Problem to work on – Output all entries precisely and leave out the pictures.

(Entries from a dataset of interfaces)
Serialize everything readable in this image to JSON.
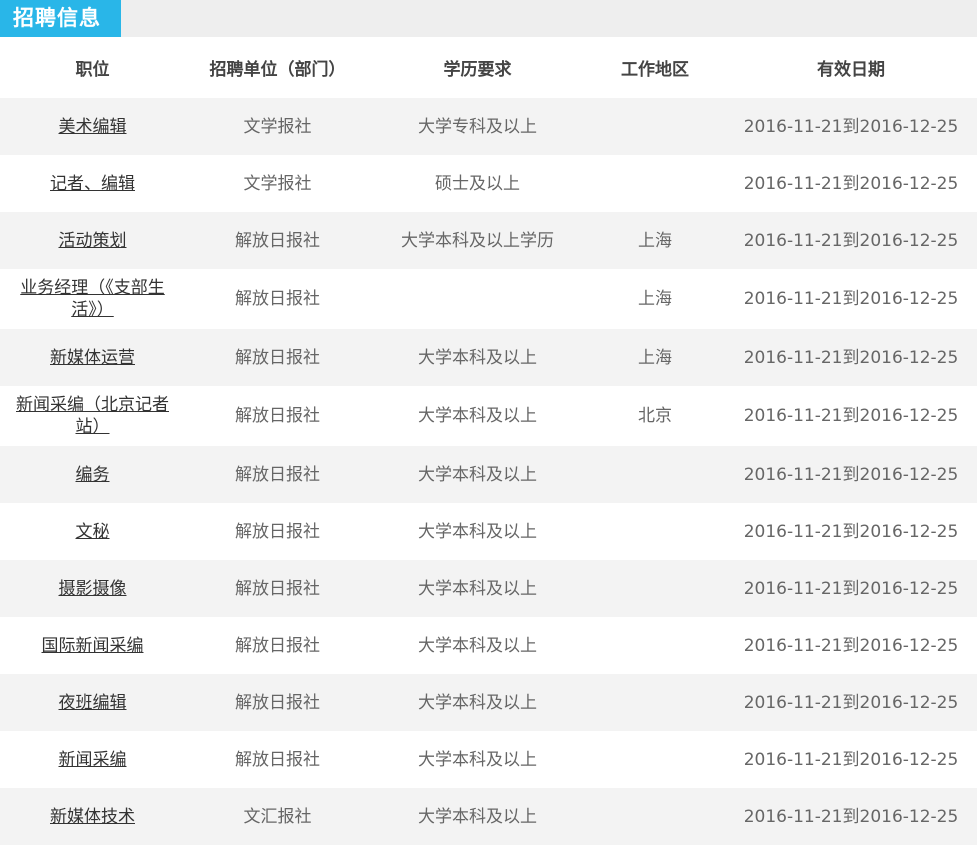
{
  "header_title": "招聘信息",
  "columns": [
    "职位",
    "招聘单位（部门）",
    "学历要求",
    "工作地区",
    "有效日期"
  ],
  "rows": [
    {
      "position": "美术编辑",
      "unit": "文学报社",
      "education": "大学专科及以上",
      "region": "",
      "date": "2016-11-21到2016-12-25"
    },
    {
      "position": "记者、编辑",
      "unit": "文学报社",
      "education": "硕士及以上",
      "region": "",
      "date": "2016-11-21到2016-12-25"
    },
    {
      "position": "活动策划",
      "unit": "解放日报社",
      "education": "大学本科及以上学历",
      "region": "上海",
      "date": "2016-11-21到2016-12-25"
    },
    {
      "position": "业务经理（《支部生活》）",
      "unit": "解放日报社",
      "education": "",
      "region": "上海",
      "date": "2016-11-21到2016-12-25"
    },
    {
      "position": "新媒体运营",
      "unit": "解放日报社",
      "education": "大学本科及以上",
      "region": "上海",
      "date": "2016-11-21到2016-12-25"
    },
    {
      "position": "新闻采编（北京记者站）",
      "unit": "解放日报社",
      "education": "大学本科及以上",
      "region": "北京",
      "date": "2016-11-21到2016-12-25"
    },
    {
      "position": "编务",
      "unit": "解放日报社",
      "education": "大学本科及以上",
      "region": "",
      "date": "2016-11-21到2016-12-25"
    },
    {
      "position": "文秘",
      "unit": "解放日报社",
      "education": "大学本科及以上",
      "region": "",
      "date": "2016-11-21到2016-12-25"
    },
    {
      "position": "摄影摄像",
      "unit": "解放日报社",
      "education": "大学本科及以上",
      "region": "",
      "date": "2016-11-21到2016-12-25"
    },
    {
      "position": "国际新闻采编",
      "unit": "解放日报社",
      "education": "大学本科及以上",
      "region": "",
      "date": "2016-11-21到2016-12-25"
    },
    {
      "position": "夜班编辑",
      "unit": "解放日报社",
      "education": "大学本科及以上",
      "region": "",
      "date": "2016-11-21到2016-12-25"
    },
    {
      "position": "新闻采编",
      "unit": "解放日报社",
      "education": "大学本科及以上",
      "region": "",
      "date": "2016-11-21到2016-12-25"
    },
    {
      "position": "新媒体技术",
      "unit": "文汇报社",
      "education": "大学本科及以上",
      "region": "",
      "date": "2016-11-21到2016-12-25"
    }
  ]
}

Reply –
Serialize everything readable in this image to JSON.
{
  "header_title": "招聘信息",
  "columns": [
    "职位",
    "招聘单位（部门）",
    "学历要求",
    "工作地区",
    "有效日期"
  ],
  "rows": [
    {
      "position": "美术编辑",
      "unit": "文学报社",
      "education": "大学专科及以上",
      "region": "",
      "date": "2016-11-21到2016-12-25"
    },
    {
      "position": "记者、编辑",
      "unit": "文学报社",
      "education": "硕士及以上",
      "region": "",
      "date": "2016-11-21到2016-12-25"
    },
    {
      "position": "活动策划",
      "unit": "解放日报社",
      "education": "大学本科及以上学历",
      "region": "上海",
      "date": "2016-11-21到2016-12-25"
    },
    {
      "position": "业务经理（《支部生活》）",
      "unit": "解放日报社",
      "education": "",
      "region": "上海",
      "date": "2016-11-21到2016-12-25"
    },
    {
      "position": "新媒体运营",
      "unit": "解放日报社",
      "education": "大学本科及以上",
      "region": "上海",
      "date": "2016-11-21到2016-12-25"
    },
    {
      "position": "新闻采编（北京记者站）",
      "unit": "解放日报社",
      "education": "大学本科及以上",
      "region": "北京",
      "date": "2016-11-21到2016-12-25"
    },
    {
      "position": "编务",
      "unit": "解放日报社",
      "education": "大学本科及以上",
      "region": "",
      "date": "2016-11-21到2016-12-25"
    },
    {
      "position": "文秘",
      "unit": "解放日报社",
      "education": "大学本科及以上",
      "region": "",
      "date": "2016-11-21到2016-12-25"
    },
    {
      "position": "摄影摄像",
      "unit": "解放日报社",
      "education": "大学本科及以上",
      "region": "",
      "date": "2016-11-21到2016-12-25"
    },
    {
      "position": "国际新闻采编",
      "unit": "解放日报社",
      "education": "大学本科及以上",
      "region": "",
      "date": "2016-11-21到2016-12-25"
    },
    {
      "position": "夜班编辑",
      "unit": "解放日报社",
      "education": "大学本科及以上",
      "region": "",
      "date": "2016-11-21到2016-12-25"
    },
    {
      "position": "新闻采编",
      "unit": "解放日报社",
      "education": "大学本科及以上",
      "region": "",
      "date": "2016-11-21到2016-12-25"
    },
    {
      "position": "新媒体技术",
      "unit": "文汇报社",
      "education": "大学本科及以上",
      "region": "",
      "date": "2016-11-21到2016-12-25"
    }
  ]
}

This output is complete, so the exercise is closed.